#### How to complete this task
Can you retype every record below exactly as written?

#### Input material
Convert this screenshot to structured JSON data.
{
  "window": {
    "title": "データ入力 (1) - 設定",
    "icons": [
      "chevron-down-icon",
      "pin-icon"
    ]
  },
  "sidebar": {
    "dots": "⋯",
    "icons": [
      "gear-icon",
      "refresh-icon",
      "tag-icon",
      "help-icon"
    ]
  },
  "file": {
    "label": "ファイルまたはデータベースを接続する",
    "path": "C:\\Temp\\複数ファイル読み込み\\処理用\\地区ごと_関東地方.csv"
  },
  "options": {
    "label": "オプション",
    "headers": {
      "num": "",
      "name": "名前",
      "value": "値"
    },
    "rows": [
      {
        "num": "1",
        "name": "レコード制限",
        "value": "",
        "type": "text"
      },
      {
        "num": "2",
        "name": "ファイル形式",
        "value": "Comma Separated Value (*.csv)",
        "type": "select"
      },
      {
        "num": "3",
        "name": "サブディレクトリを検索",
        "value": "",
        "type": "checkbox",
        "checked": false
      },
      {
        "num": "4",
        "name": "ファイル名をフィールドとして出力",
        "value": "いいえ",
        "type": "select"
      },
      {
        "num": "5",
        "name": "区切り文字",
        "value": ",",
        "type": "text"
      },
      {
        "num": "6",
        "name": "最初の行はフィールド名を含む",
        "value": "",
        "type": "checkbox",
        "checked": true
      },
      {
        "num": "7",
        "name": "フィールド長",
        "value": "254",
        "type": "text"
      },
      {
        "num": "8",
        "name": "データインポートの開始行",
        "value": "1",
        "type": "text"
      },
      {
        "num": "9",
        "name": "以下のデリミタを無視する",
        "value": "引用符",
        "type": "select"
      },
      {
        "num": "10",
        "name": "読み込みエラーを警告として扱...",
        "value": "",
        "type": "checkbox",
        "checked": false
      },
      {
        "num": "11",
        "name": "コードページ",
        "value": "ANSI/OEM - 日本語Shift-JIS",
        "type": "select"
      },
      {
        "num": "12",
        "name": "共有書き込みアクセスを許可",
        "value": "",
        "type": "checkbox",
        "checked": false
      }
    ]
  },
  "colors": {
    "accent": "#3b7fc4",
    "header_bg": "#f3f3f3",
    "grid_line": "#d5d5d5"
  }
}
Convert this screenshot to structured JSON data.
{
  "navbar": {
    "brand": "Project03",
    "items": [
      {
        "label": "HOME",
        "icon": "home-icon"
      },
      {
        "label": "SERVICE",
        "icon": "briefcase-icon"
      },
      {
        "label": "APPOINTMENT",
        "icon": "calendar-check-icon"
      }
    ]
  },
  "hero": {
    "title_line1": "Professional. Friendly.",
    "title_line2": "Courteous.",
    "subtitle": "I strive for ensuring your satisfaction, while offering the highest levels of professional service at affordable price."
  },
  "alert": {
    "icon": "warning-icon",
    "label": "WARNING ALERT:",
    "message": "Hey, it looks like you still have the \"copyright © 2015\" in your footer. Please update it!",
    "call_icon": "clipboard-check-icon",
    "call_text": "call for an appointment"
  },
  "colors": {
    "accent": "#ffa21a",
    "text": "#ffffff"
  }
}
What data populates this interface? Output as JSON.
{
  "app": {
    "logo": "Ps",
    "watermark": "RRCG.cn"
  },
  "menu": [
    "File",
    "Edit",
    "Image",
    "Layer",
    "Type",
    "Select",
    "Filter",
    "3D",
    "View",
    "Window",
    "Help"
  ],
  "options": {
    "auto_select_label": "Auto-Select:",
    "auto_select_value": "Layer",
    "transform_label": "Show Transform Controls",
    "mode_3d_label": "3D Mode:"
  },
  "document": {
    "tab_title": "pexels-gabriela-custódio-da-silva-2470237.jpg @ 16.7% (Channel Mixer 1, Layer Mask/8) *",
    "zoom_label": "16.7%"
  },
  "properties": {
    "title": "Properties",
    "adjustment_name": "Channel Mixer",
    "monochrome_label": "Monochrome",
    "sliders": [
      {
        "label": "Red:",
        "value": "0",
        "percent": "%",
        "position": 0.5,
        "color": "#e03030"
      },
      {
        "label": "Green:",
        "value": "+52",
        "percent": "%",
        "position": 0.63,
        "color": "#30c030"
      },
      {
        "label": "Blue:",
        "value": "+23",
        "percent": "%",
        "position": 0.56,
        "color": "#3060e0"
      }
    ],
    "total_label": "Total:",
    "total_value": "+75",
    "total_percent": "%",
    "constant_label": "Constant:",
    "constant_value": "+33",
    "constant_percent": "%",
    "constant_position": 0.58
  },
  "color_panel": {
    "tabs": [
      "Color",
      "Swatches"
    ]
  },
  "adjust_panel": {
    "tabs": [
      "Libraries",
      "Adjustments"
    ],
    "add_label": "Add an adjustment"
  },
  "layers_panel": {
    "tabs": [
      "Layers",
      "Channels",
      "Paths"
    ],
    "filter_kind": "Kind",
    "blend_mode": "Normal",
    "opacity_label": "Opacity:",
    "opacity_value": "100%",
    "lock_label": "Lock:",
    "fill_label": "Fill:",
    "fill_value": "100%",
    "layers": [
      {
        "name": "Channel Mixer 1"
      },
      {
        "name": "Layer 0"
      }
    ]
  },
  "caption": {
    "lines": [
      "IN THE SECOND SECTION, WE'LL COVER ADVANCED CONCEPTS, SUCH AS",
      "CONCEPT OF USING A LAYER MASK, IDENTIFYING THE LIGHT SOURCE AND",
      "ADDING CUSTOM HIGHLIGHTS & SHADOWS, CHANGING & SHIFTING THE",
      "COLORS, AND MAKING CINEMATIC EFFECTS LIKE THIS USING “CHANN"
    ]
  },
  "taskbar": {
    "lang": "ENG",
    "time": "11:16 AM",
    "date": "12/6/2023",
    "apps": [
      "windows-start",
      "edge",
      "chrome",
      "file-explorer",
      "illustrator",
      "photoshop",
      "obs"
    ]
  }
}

#### Solution
Convert this screenshot to structured JSON data.
{
  "window": {
    "title": "データ入力 (1) - 設定",
    "icons": [
      "chevron-down-icon",
      "pin-icon"
    ]
  },
  "sidebar": {
    "dots": "⋯",
    "icons": [
      "gear-icon",
      "refresh-icon",
      "tag-icon",
      "help-icon"
    ]
  },
  "file": {
    "label": "ファイルまたはデータベースを接続する",
    "path": "C:\\Temp\\複数ファイル読み込み\\処理用\\地区ごと_関東地方.csv"
  },
  "options": {
    "label": "オプション",
    "headers": {
      "num": "",
      "name": "名前",
      "value": "値"
    },
    "rows": [
      {
        "num": "1",
        "name": "レコード制限",
        "value": "",
        "type": "text"
      },
      {
        "num": "2",
        "name": "ファイル形式",
        "value": "Comma Separated Value (*.csv)",
        "type": "select"
      },
      {
        "num": "3",
        "name": "サブディレクトリを検索",
        "value": "",
        "type": "checkbox",
        "checked": false
      },
      {
        "num": "4",
        "name": "ファイル名をフィールドとして出力",
        "value": "いいえ",
        "type": "select"
      },
      {
        "num": "5",
        "name": "区切り文字",
        "value": ",",
        "type": "text"
      },
      {
        "num": "6",
        "name": "最初の行はフィールド名を含む",
        "value": "",
        "type": "checkbox",
        "checked": true
      },
      {
        "num": "7",
        "name": "フィールド長",
        "value": "254",
        "type": "text"
      },
      {
        "num": "8",
        "name": "データインポートの開始行",
        "value": "1",
        "type": "text"
      },
      {
        "num": "9",
        "name": "以下のデリミタを無視する",
        "value": "引用符",
        "type": "select"
      },
      {
        "num": "10",
        "name": "読み込みエラーを警告として扱...",
        "value": "",
        "type": "checkbox",
        "checked": false
      },
      {
        "num": "11",
        "name": "コードページ",
        "value": "ANSI/OEM - 日本語Shift-JIS",
        "type": "select"
      },
      {
        "num": "12",
        "name": "共有書き込みアクセスを許可",
        "value": "",
        "type": "checkbox",
        "checked": false
      }
    ]
  },
  "colors": {
    "accent": "#3b7fc4",
    "header_bg": "#f3f3f3",
    "grid_line": "#d5d5d5"
  }
}
Convert this screenshot to structured JSON data.
{
  "navbar": {
    "brand": "Project03",
    "items": [
      {
        "label": "HOME",
        "icon": "home-icon"
      },
      {
        "label": "SERVICE",
        "icon": "briefcase-icon"
      },
      {
        "label": "APPOINTMENT",
        "icon": "calendar-check-icon"
      }
    ]
  },
  "hero": {
    "title_line1": "Professional. Friendly.",
    "title_line2": "Courteous.",
    "subtitle": "I strive for ensuring your satisfaction, while offering the highest levels of professional service at affordable price."
  },
  "alert": {
    "icon": "warning-icon",
    "label": "WARNING ALERT:",
    "message": "Hey, it looks like you still have the \"copyright © 2015\" in your footer. Please update it!",
    "call_icon": "clipboard-check-icon",
    "call_text": "call for an appointment"
  },
  "colors": {
    "accent": "#ffa21a",
    "text": "#ffffff"
  }
}
What data populates this interface? Output as JSON.
{
  "app": {
    "logo": "Ps",
    "watermark": "RRCG.cn"
  },
  "menu": [
    "File",
    "Edit",
    "Image",
    "Layer",
    "Type",
    "Select",
    "Filter",
    "3D",
    "View",
    "Window",
    "Help"
  ],
  "options": {
    "auto_select_label": "Auto-Select:",
    "auto_select_value": "Layer",
    "transform_label": "Show Transform Controls",
    "mode_3d_label": "3D Mode:"
  },
  "document": {
    "tab_title": "pexels-gabriela-custódio-da-silva-2470237.jpg @ 16.7% (Channel Mixer 1, Layer Mask/8) *",
    "zoom_label": "16.7%"
  },
  "properties": {
    "title": "Properties",
    "adjustment_name": "Channel Mixer",
    "monochrome_label": "Monochrome",
    "sliders": [
      {
        "label": "Red:",
        "value": "0",
        "percent": "%",
        "position": 0.5,
        "color": "#e03030"
      },
      {
        "label": "Green:",
        "value": "+52",
        "percent": "%",
        "position": 0.63,
        "color": "#30c030"
      },
      {
        "label": "Blue:",
        "value": "+23",
        "percent": "%",
        "position": 0.56,
        "color": "#3060e0"
      }
    ],
    "total_label": "Total:",
    "total_value": "+75",
    "total_percent": "%",
    "constant_label": "Constant:",
    "constant_value": "+33",
    "constant_percent": "%",
    "constant_position": 0.58
  },
  "color_panel": {
    "tabs": [
      "Color",
      "Swatches"
    ]
  },
  "adjust_panel": {
    "tabs": [
      "Libraries",
      "Adjustments"
    ],
    "add_label": "Add an adjustment"
  },
  "layers_panel": {
    "tabs": [
      "Layers",
      "Channels",
      "Paths"
    ],
    "filter_kind": "Kind",
    "blend_mode": "Normal",
    "opacity_label": "Opacity:",
    "opacity_value": "100%",
    "lock_label": "Lock:",
    "fill_label": "Fill:",
    "fill_value": "100%",
    "layers": [
      {
        "name": "Channel Mixer 1"
      },
      {
        "name": "Layer 0"
      }
    ]
  },
  "caption": {
    "lines": [
      "IN THE SECOND SECTION, WE'LL COVER ADVANCED CONCEPTS, SUCH AS",
      "CONCEPT OF USING A LAYER MASK, IDENTIFYING THE LIGHT SOURCE AND",
      "ADDING CUSTOM HIGHLIGHTS & SHADOWS, CHANGING & SHIFTING THE",
      "COLORS, AND MAKING CINEMATIC EFFECTS LIKE THIS USING “CHANN"
    ]
  },
  "taskbar": {
    "lang": "ENG",
    "time": "11:16 AM",
    "date": "12/6/2023",
    "apps": [
      "windows-start",
      "edge",
      "chrome",
      "file-explorer",
      "illustrator",
      "photoshop",
      "obs"
    ]
  }
}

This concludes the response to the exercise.